In 2017, the then Monsanto Chief Technology Officer Robb Fraley argued that his company made a mistake in not reaching out to the public about genetically modified organisms (GMOs) when they first appeared on the market in the 1990s.

He felt consumers had been unduly swayed by an anti-GMO movement and the industry got its PR campaign wrong first time around.

Fraley said the industry and universities currently involved in rolling out genome editing technology have done a much more extensive communication to both the public and key regulatory and policy makers.

The industry’s message is that gene editing can precisely delete and insert genes in an organism’s DNA and presents no risks.

However, there is sufficient research indicating that the technology is error prone, the effects of editing are not controllable and there is no simple pathway between gene and trait. Gene editing has unexpected outcomes and risks, and unintended mutations and off-target effects occur.

These issues have been noted in various articles, reports and papers which are listed on the GMWatch website.
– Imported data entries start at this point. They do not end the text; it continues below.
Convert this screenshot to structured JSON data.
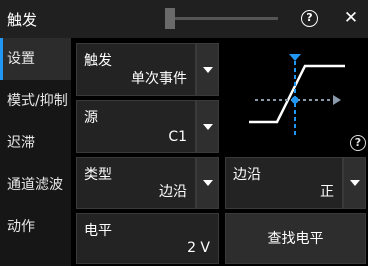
{
  "window": {
    "title": "触发"
  },
  "sidebar": {
    "items": [
      {
        "label": "设置",
        "active": true
      },
      {
        "label": "模式/抑制",
        "active": false
      },
      {
        "label": "迟滞",
        "active": false
      },
      {
        "label": "通道滤波",
        "active": false
      },
      {
        "label": "动作",
        "active": false
      }
    ]
  },
  "controls": {
    "trigger": {
      "label": "触发",
      "value": "单次事件"
    },
    "source": {
      "label": "源",
      "value": "C1"
    },
    "type": {
      "label": "类型",
      "value": "边沿"
    },
    "edge": {
      "label": "边沿",
      "value": "正"
    },
    "level": {
      "label": "电平",
      "value": "2 V"
    },
    "find_level": {
      "label": "查找电平"
    }
  },
  "icons": {
    "help": "?",
    "close": "✕"
  },
  "colors": {
    "accent": "#2196f3",
    "background": "#000000",
    "panel": "#232323"
  }
}
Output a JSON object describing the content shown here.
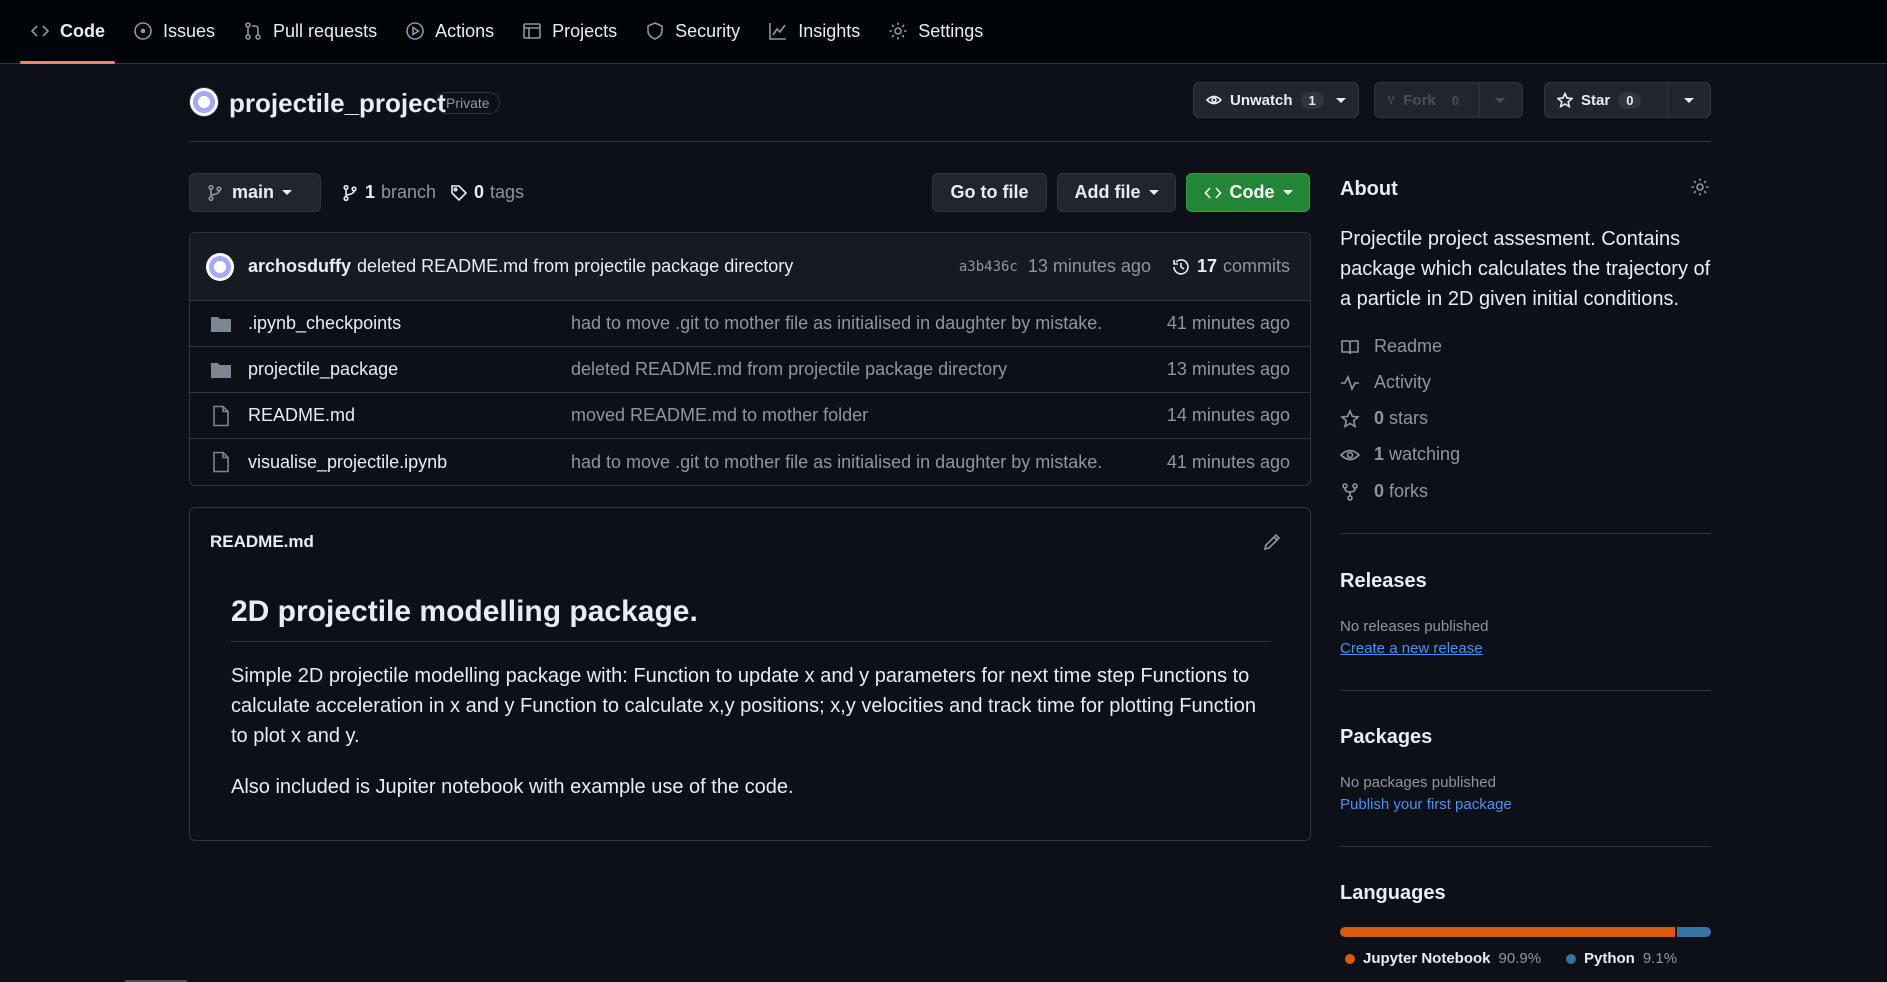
{
  "nav": {
    "tabs": [
      {
        "label": "Code",
        "icon": "code-icon",
        "active": true
      },
      {
        "label": "Issues",
        "icon": "issue-icon"
      },
      {
        "label": "Pull requests",
        "icon": "pull-request-icon"
      },
      {
        "label": "Actions",
        "icon": "play-icon"
      },
      {
        "label": "Projects",
        "icon": "table-icon"
      },
      {
        "label": "Security",
        "icon": "shield-icon"
      },
      {
        "label": "Insights",
        "icon": "graph-icon"
      },
      {
        "label": "Settings",
        "icon": "gear-icon"
      }
    ]
  },
  "repo": {
    "name": "projectile_project",
    "visibility": "Private",
    "unwatch_label": "Unwatch",
    "watch_count": "1",
    "fork_label": "Fork",
    "fork_count": "0",
    "star_label": "Star",
    "star_count": "0"
  },
  "branchbar": {
    "branch": "main",
    "branch_count": "1",
    "branch_label": "branch",
    "tag_count": "0",
    "tag_label": "tags",
    "go_to_file": "Go to file",
    "add_file": "Add file",
    "code": "Code"
  },
  "commit": {
    "author": "archosduffy",
    "message": "deleted README.md from projectile package directory",
    "sha": "a3b436c",
    "time": "13 minutes ago",
    "commit_count": "17",
    "commit_label": "commits"
  },
  "files": [
    {
      "type": "folder",
      "name": ".ipynb_checkpoints",
      "message": "had to move .git to mother file as initialised in daughter by mistake.",
      "time": "41 minutes ago"
    },
    {
      "type": "folder",
      "name": "projectile_package",
      "message": "deleted README.md from projectile package directory",
      "time": "13 minutes ago"
    },
    {
      "type": "file",
      "name": "README.md",
      "message": "moved README.md to mother folder",
      "time": "14 minutes ago"
    },
    {
      "type": "file",
      "name": "visualise_projectile.ipynb",
      "message": "had to move .git to mother file as initialised in daughter by mistake.",
      "time": "41 minutes ago"
    }
  ],
  "readme": {
    "filename": "README.md",
    "heading": "2D projectile modelling package.",
    "para1": "Simple 2D projectile modelling package with: Function to update x and y parameters for next time step Functions to calculate acceleration in x and y Function to calculate x,y positions; x,y velocities and track time for plotting Function to plot x and y.",
    "para2": "Also included is Jupiter notebook with example use of the code."
  },
  "sidebar": {
    "about_title": "About",
    "about_text": "Projectile project assesment. Contains package which calculates the trajectory of a particle in 2D given initial conditions.",
    "readme": "Readme",
    "activity": "Activity",
    "stars_count": "0",
    "stars_label": "stars",
    "watching_count": "1",
    "watching_label": "watching",
    "forks_count": "0",
    "forks_label": "forks",
    "releases_title": "Releases",
    "releases_sub": "No releases published",
    "releases_link": "Create a new release",
    "packages_title": "Packages",
    "packages_sub": "No packages published",
    "packages_link": "Publish your first package",
    "languages_title": "Languages",
    "languages": [
      {
        "name": "Jupyter Notebook",
        "percent": "90.9%",
        "value": 90.9,
        "color": "#DA5B0B"
      },
      {
        "name": "Python",
        "percent": "9.1%",
        "value": 9.1,
        "color": "#3572A5"
      }
    ]
  },
  "colors": {
    "background": "#0d1117",
    "accent_tab": "#f78166",
    "green_button": "#238636",
    "link": "#4493f8"
  }
}
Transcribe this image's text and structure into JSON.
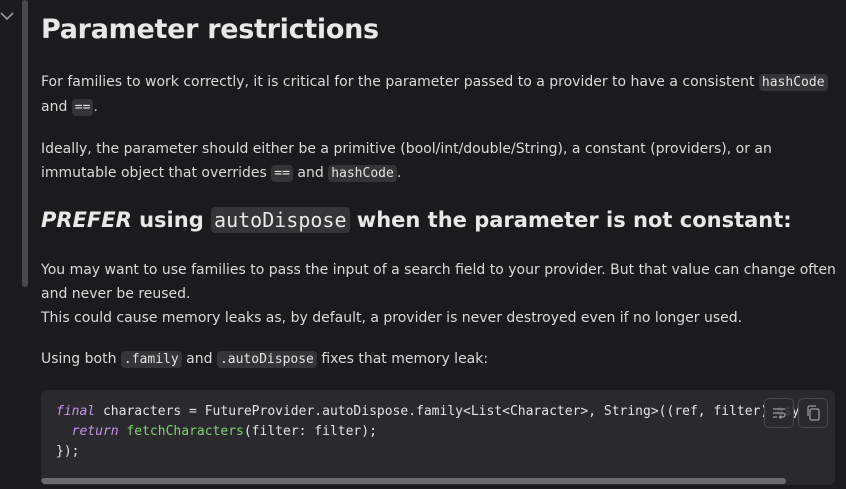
{
  "sidebar": {
    "collapse_icon": "chevron-down-icon"
  },
  "article": {
    "title": "Parameter restrictions",
    "para1": {
      "before": "For families to work correctly, it is critical for the parameter passed to a provider to have a consistent ",
      "code1": "hashCode",
      "middle": " and ",
      "code2": "==",
      "after": "."
    },
    "para2": {
      "before": "Ideally, the parameter should either be a primitive (bool/int/double/String), a constant (providers), or an immutable object that overrides ",
      "code1": "==",
      "middle": " and ",
      "code2": "hashCode",
      "after": "."
    },
    "heading2": {
      "emph": "PREFER",
      "before": " using ",
      "code": "autoDispose",
      "after": " when the parameter is not constant:"
    },
    "para3_line1": "You may want to use families to pass the input of a search field to your provider. But that value can change often and never be reused.",
    "para3_line2": "This could cause memory leaks as, by default, a provider is never destroyed even if no longer used.",
    "para4": {
      "before": "Using both ",
      "code1": ".family",
      "middle": " and ",
      "code2": ".autoDispose",
      "after": " fixes that memory leak:"
    }
  },
  "code_block": {
    "line1_kw": "final",
    "line1_rest": " characters = FutureProvider.autoDispose.family<List<Character>, String>((ref, filter) asy",
    "line2_indent": "  ",
    "line2_kw": "return",
    "line2_space": " ",
    "line2_fn": "fetchCharacters",
    "line2_rest": "(filter: filter);",
    "line3": "});",
    "wrap_button_icon": "word-wrap-icon",
    "copy_button_icon": "copy-icon"
  }
}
Even intended modifications can result in traits which could raise food safety, environmental or animal welfare concerns.